MongoDB is a popular NoSQL database that provides flexibility and scalability for handling large volumes of data. When it comes to structuring data, one must consider the trade-offs between normalization and denormalization.

What is Normalization?

Normalization is a database design technique that organizes data to reduce redundancy and improve data integrity. In MongoDB, this involves breaking down data into smaller, related collections.

Advantages of Normalization in MongoDB

  1. Data Integrity: Normalization ensures that data is consistent and avoids duplication, reducing the risk of anomalies.

  2. Storage Efficiency: By eliminating redundant data, normalization optimizes storage space, making the database more efficient.

Drawbacks of Normalization in MongoDB

  1. Complexity: Normalized databases may involve multiple collections, leading to more complex queries and joins.

  2. Performance Impact: Join operations can impact performance, especially as the data grows and requires more complex queries.

What is Denormalization?

Denormalization involves combining data from multiple collections or embedding related data within a single document. This approach aims to improve read performance by reducing the need for joins.

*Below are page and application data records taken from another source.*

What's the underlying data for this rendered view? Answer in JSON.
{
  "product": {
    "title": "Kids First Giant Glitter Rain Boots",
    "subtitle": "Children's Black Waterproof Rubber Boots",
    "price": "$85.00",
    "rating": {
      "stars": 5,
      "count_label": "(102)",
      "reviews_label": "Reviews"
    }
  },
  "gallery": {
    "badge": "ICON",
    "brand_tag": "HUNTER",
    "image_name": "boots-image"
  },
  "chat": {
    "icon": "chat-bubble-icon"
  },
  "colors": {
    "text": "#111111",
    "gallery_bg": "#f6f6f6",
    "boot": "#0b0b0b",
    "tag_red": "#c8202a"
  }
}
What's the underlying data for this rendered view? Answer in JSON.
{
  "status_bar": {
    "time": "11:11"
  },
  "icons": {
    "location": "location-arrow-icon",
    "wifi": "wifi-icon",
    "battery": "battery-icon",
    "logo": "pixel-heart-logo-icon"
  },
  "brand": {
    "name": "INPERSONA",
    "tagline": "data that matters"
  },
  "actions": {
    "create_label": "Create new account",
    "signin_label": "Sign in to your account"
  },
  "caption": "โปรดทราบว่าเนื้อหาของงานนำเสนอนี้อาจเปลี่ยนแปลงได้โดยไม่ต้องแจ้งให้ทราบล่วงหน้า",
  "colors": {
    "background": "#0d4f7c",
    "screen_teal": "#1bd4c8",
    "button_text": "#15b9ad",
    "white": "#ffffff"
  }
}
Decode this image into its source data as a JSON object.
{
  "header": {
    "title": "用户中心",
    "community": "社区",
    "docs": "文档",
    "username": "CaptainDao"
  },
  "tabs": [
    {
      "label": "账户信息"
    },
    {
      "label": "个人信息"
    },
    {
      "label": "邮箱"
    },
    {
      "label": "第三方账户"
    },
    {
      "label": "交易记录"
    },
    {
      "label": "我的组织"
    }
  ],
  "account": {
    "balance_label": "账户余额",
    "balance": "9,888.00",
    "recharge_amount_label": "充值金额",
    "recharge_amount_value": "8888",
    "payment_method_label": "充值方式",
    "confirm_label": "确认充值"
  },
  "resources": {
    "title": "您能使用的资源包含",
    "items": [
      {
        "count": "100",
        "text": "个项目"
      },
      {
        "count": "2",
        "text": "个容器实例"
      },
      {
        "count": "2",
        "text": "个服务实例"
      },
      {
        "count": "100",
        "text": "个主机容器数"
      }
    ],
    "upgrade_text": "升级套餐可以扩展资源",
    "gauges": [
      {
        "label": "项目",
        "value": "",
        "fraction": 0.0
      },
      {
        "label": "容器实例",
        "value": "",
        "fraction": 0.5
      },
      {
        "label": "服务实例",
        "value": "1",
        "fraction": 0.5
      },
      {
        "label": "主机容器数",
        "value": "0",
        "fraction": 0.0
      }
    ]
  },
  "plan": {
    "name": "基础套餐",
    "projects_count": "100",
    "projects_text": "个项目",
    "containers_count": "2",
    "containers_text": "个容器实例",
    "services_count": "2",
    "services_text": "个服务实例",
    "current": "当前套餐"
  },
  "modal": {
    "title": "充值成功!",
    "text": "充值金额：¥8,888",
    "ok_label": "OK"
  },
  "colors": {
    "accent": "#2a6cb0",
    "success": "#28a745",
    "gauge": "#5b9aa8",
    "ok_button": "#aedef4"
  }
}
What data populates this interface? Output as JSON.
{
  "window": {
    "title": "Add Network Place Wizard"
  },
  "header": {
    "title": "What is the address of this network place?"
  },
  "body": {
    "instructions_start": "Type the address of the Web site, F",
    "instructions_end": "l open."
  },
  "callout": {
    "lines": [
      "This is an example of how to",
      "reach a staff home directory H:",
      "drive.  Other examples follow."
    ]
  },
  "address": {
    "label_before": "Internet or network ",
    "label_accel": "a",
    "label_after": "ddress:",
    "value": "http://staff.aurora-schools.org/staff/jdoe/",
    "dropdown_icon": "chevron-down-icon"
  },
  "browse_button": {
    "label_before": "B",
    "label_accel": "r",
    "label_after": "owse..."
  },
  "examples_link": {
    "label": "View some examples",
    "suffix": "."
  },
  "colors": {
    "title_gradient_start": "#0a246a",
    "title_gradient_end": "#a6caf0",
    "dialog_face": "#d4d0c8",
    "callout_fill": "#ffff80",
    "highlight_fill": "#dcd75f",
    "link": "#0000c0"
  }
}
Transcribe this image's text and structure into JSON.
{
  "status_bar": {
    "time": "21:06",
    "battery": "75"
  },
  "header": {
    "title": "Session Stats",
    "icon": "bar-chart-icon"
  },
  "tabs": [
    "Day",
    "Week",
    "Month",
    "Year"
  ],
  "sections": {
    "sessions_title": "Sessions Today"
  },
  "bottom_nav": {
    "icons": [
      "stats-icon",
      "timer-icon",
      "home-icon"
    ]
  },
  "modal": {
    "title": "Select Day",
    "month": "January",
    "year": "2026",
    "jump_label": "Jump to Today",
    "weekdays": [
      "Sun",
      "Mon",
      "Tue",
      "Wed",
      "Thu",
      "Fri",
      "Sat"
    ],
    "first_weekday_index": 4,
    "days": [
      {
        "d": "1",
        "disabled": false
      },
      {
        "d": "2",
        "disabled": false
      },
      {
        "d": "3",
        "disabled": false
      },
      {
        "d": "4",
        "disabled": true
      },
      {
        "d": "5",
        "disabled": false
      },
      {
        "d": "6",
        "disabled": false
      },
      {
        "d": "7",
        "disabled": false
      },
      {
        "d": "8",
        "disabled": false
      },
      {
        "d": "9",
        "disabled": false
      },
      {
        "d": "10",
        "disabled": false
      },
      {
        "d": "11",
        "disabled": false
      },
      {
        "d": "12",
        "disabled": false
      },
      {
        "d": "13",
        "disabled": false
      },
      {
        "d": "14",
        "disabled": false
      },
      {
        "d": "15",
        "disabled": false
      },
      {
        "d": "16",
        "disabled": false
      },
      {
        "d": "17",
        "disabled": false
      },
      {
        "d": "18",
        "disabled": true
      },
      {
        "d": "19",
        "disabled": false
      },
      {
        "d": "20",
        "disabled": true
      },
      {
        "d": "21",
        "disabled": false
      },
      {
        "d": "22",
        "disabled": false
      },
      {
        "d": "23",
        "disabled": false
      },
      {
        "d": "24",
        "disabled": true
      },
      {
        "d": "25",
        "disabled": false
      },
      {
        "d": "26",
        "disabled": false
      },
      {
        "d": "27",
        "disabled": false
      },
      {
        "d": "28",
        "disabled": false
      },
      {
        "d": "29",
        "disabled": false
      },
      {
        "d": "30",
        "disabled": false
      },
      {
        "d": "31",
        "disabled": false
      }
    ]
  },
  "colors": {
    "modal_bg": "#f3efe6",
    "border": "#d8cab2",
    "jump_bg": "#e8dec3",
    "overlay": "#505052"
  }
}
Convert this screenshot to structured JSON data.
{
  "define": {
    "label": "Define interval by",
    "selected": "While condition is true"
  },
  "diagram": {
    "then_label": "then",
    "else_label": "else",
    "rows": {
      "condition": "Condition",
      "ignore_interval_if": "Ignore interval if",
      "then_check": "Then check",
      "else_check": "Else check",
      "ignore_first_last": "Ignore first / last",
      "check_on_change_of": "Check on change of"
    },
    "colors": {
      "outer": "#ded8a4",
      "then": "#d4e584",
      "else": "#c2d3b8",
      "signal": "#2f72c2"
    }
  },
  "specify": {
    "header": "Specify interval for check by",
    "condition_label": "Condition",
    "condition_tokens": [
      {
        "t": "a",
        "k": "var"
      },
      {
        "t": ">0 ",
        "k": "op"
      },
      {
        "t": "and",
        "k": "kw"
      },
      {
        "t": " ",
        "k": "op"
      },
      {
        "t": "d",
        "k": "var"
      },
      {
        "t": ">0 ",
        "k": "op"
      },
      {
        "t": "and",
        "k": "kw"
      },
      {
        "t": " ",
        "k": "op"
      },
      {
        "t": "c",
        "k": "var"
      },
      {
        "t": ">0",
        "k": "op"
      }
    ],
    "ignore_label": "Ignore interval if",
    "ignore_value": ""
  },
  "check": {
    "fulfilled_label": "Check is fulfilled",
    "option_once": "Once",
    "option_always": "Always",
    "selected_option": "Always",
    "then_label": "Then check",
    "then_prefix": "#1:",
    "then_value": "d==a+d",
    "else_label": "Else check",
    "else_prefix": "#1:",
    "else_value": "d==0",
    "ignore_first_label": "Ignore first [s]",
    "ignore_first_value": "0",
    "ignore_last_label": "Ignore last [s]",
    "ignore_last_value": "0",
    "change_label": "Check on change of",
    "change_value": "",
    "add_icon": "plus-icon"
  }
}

Advantages of Denormalization in MongoDB

  1. Improved Read Performance: Denormalization can enhance read performance by minimizing the need for complex joins.

  2. Simplified Queries: With denormalized data, queries can be simpler as related information is often available within the same document.

Drawbacks of Denormalization in MongoDB

  1. Data Redundancy: Denormalization may lead to data redundancy, as related information is stored in multiple places.

  2. Update Anomalies: Changes to denormalized data require updating multiple documents, which can lead to update anomalies if not handled carefully.

Choosing Between Normalization and Denormalization in MongoDB

  1. Use Case: Consider the nature of your application. If it’s read-heavy, denormalization may be beneficial. For write-heavy applications, normalization might be a better choice.

  2. Data Access Patterns: Analyze how data will be accessed. If certain data is frequently read together, denormalization may be a suitable option.

  3. Scalability Requirements: Consider the scalability requirements of your application. Denormalization may offer better performance in some cases but can pose challenges as the data scales.